I realise I’m on very dangerous ground here already, but bloggers are the scum of the earth. I’m allowed to say it, I’m a blogger and I’ve made a career out of being a blogger. Which is why I know more than anyone else how much I am part of a group that is the scum of the earth. And us football lot are the worst, and I’m going to explain why.
(And, yes, I realise I’ve essentially just walked into my own party and shouted “hello everyone, hope you’re enjoying the evening and, just so you know, I’ve pissed in the punch,” but there is thinking behind my madness.)
We write reactionary pieces, we spread rumours, we don’t check our speling and grammar, we have crap web design on free sites with adverts, we tweet incessantly about what we’ve just written (if you follow me on Twitter, you’ll know how much this one is true), we beg for RTs of our articles, we take any excuse to name-drop, we dig up old articles whenever they become current again, we steal pictures for our blogs and post them without credit…
I could go on.
The problem is, what I have just described above ISN’T every blogger. Take Manchester City – you’re reading a City website, so I’m guessing you, like me, support the Blues – and you can find some really good and insightful comment from a selection of City bloggers. Some are written in articles, some are tweets or videos, and one is a brilliant online radio show called The BlueMoon Podcast (I may have created it and work on it all the time, but still you should check it out – see, self-promotion is something I just can’t steer away from).
But, as is the way with the internet, to get to the gold, sometimes you have to wade through plenty of crap.
In the days when football writers were people who had done their badges on newspaper sports desks and were producing features regularly, there was a level of quality control. Commentators used to have worked their way up through the low levels of media to get on the radio to talk about things like Manchester City – now they let me do it, are they mad?
Back in the day, a writer would only have their novel published if it had been approved by a publishing company – meaning bookshops were willing to take a chance on it because somebody who knows about that sort of stuff has said it’s not bad and somebody else has checked it for spelling errors, grammar problems and plot holes. These days, anyone can put anything up on to Amazon Kindle – and I know, because I have. There are some great ebooks out there from authors who aren’t with a publisher, but there’s so much crap surrounding them, there’s a better chance of finding a working class woman in the cabinet.
Or even a woman in the cabinet.
But this is where the football lot have got canny when it comes to blogging. There are thousands of young writers out there who really want to be able to make it in the world of football and there are a lot of websites that like people like that because they’re naïve and easy to exploit.
They come with promises of future payments or stories of how it will look good on a CV, when, in actual fact, none of it will materialise – the website earns their ad revenue from articles with sensationalised headlines and the writer is encouraged to produce more content that is click bait. All the time, the author is thinking, “This isn’t what I wanted to do,” and, soon enough, they’re reading comments left on their columns talking about what nonsense they’ve typed. It’s not long until they’ve sent that email explaining they’re stopping writing – some will say they’re upset at having received no money, but most are too polite to.

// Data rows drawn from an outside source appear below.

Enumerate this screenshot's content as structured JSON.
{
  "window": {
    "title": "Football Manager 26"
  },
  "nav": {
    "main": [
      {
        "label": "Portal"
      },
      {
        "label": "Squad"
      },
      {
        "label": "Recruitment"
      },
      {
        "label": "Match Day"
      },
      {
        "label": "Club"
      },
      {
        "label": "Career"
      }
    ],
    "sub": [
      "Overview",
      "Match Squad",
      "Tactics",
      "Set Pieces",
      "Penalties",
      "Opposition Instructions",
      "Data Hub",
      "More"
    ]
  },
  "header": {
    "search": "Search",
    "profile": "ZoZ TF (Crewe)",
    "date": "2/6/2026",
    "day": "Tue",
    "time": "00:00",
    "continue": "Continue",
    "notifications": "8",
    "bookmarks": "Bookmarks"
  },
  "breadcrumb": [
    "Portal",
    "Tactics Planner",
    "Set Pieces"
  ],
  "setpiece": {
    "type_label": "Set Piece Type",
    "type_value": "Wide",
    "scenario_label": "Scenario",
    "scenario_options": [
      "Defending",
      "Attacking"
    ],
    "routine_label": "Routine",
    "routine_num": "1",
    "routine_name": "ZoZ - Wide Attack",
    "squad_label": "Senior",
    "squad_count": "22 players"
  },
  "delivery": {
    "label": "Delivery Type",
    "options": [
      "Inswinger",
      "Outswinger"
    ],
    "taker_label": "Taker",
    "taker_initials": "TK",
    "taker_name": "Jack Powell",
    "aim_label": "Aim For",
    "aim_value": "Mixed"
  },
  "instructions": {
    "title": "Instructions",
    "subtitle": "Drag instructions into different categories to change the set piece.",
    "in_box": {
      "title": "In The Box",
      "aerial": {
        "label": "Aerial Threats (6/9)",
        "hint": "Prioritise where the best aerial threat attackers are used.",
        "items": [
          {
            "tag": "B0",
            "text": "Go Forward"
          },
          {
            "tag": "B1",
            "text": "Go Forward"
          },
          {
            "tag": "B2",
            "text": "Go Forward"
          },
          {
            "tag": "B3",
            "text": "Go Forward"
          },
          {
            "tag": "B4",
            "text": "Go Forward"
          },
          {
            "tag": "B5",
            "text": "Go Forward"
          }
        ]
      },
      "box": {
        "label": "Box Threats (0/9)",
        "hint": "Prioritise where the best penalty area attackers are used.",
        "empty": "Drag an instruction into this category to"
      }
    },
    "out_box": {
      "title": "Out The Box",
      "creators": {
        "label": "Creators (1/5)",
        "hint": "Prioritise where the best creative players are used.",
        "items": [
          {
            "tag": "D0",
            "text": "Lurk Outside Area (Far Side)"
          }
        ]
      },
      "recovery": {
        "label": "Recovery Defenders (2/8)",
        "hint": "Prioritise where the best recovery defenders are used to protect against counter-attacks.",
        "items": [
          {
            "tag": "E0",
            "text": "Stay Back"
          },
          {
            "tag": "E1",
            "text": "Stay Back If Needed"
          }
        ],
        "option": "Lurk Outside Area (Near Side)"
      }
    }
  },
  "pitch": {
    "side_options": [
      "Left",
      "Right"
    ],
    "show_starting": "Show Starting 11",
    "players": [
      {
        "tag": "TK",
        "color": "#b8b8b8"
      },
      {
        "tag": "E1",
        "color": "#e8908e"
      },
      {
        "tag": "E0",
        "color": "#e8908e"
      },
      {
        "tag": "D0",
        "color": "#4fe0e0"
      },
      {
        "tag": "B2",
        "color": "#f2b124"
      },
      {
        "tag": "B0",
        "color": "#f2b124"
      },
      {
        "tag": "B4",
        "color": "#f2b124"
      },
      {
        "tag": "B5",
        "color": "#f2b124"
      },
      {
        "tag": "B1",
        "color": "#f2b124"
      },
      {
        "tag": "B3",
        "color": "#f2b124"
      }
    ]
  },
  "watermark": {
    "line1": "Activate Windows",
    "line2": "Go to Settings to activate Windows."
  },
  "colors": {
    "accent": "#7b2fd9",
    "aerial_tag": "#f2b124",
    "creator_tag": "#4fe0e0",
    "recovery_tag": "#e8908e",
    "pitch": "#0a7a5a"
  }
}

As each writer leaves, disillusioned with the situation and cynical to the point of falling in to a dull office job, another young, naïve one is taken on and the cycle starts again.
The best blogs out there are all kept by fans – people who do it for the love of doing it, rather than people who are looking to make their way up the ladder. I’ve not done the research, but I’m willing to bet newspapers take on more writers that they keep their own, well-organised, well-spelt blog site in order rather than if they’ve written for a number of different low-level opinion websites with a by-line and photograph.
Of course, I’m exaggerating in all of this. It sounds like I’m being cynical.
I’m eternally grateful for the career I’ve been able to forge by smashing my fingertips onto keyboard every day and I’m especially thankful that I can get paid doing something I really enjoy. I certainly don’t want to put anybody off from doing it, but I do want to make people aware of certain behaviours online that piss people off.
Writing for click bait, advertising one’s own work all the time, retweeting praise of oneself, spamming links, stealing research and not crediting it…
I’m as guilty as the next writer for continually tweeting their links (and I will do it with this article, too), but I always try to make sure it’s spaced some time between all the other nonsense that I type in 140 characters or fewer and I always make sure that it is a general tweet. I’ve not directly told people I’ve written something by sending it straight to them – people should always have the choice to click my link or not, whether they follow me or whether I’ve been retweeted into their timeline. It’s just a matter of etiquette.
And, as if to prove that football bloggers are indeed the scum of the earth, the misspelling in the third paragraph was intentional and the sensationalised angle in this article was, of course, click bait.
Made you look.
Written by David Mooney